- Opening Delimiter -
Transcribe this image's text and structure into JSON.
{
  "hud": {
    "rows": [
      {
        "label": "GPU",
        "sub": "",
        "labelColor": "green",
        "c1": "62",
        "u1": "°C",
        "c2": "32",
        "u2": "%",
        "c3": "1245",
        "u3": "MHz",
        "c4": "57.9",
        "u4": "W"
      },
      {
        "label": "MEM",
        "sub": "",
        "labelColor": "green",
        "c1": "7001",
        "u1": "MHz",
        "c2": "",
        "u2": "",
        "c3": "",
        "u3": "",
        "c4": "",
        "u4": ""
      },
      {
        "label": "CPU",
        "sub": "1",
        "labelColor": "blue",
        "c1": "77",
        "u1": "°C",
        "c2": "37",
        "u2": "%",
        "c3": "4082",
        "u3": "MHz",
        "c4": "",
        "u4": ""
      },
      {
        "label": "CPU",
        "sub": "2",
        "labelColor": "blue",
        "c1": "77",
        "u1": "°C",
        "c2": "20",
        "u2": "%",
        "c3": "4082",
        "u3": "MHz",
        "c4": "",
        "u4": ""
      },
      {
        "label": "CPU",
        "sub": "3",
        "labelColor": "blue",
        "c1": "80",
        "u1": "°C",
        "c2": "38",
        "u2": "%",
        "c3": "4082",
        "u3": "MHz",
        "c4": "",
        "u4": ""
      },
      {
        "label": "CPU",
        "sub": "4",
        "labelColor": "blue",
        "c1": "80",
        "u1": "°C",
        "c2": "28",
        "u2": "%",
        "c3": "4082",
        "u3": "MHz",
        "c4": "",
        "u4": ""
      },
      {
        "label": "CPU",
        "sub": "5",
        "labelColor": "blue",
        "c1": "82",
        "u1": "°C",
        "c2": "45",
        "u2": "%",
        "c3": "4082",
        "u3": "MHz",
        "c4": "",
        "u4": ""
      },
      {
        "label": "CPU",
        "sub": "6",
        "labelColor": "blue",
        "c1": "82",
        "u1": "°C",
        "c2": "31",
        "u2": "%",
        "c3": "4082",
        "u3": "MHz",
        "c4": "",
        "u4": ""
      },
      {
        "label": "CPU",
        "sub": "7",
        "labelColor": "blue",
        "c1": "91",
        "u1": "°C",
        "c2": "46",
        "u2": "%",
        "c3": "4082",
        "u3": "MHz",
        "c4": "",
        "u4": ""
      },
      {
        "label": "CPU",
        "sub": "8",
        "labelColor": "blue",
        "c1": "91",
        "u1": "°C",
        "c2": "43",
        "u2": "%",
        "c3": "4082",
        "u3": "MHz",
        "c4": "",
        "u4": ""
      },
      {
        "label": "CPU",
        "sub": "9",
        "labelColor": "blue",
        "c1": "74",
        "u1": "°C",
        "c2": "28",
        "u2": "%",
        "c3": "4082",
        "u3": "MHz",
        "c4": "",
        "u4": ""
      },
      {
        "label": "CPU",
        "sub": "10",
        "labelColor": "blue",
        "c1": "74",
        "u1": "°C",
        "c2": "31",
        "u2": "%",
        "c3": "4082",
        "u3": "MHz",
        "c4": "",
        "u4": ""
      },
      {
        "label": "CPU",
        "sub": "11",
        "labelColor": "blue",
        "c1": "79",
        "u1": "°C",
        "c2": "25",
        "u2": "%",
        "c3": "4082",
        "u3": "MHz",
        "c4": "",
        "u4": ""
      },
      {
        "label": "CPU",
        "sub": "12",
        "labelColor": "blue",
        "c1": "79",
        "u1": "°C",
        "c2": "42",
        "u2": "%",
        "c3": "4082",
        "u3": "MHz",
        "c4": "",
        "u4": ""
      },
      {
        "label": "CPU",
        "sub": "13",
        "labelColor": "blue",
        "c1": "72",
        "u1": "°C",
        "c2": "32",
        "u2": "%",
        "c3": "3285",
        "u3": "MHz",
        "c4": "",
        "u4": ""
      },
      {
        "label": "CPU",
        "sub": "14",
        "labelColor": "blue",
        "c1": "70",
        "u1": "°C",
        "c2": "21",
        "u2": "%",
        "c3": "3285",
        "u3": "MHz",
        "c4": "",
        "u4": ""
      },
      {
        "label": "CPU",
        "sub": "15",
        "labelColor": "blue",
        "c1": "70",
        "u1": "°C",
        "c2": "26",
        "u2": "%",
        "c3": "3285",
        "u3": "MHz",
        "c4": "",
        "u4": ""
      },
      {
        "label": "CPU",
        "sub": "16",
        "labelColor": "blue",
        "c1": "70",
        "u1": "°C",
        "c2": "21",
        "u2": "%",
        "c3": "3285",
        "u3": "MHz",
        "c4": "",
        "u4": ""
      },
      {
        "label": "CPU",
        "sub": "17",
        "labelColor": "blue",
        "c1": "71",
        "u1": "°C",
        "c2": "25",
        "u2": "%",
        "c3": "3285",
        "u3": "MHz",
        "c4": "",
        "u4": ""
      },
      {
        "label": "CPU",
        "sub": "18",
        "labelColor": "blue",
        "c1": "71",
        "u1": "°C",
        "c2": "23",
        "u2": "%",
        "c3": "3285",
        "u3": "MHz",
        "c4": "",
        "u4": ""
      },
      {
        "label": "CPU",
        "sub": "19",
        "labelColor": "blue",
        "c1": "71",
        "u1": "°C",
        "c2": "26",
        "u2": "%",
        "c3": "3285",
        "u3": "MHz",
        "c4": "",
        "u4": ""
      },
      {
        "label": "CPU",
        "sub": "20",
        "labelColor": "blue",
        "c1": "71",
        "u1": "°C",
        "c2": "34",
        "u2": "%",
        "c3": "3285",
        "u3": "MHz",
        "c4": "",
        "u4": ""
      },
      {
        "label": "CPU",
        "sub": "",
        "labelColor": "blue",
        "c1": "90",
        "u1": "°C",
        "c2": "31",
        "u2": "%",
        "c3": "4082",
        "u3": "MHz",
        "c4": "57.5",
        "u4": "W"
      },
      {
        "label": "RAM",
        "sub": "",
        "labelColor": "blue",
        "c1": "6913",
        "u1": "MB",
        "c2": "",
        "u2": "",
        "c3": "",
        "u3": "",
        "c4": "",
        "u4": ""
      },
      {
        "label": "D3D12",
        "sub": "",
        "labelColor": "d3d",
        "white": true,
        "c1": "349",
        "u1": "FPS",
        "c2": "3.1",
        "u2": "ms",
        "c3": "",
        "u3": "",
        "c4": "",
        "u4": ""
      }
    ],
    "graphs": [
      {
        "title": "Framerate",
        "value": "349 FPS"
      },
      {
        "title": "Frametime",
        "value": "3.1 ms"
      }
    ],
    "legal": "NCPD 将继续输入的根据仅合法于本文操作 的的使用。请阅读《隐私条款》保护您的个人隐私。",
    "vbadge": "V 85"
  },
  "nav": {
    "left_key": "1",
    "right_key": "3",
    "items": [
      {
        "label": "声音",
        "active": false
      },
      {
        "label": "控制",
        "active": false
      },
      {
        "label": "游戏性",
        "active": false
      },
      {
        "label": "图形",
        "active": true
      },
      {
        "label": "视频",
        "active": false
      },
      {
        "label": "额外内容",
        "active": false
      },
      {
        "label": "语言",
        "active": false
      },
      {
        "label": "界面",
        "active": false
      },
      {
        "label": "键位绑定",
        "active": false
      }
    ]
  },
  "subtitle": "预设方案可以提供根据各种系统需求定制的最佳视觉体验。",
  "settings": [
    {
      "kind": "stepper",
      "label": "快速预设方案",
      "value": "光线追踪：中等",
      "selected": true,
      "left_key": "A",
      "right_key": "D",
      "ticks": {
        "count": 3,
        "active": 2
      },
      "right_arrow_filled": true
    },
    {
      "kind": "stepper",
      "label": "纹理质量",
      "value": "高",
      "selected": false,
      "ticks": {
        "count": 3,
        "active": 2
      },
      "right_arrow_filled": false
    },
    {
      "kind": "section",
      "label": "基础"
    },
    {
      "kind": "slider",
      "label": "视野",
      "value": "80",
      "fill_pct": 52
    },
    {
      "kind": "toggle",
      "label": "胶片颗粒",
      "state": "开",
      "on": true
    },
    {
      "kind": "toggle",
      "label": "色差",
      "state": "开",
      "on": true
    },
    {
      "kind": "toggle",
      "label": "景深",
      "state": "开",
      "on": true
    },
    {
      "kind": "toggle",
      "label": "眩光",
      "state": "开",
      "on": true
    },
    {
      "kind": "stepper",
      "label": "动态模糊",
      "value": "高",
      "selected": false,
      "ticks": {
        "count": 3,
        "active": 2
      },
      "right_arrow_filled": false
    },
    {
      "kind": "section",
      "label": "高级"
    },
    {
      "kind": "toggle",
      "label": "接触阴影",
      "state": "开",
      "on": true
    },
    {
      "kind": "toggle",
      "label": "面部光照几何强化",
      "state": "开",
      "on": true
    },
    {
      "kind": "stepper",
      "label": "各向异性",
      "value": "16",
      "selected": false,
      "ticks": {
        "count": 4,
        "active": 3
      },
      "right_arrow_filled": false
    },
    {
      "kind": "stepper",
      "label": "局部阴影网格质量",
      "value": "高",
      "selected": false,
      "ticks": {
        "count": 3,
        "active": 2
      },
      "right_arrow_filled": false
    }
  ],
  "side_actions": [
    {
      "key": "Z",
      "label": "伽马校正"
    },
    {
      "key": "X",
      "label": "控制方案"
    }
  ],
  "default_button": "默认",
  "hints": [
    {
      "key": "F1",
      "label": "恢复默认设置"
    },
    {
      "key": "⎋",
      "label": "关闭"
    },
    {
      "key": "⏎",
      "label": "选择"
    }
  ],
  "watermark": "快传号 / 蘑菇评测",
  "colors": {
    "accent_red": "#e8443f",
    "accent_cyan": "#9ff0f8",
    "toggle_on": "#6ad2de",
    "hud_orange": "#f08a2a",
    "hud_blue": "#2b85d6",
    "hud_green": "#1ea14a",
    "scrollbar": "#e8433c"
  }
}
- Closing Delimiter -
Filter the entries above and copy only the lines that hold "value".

        "value": "349 FPS"
        "value": "3.1 ms"
      "value": "光线追踪：中等",
      "value": "高",
      "value": "80",
      "value": "高",
      "value": "16",
      "value": "高",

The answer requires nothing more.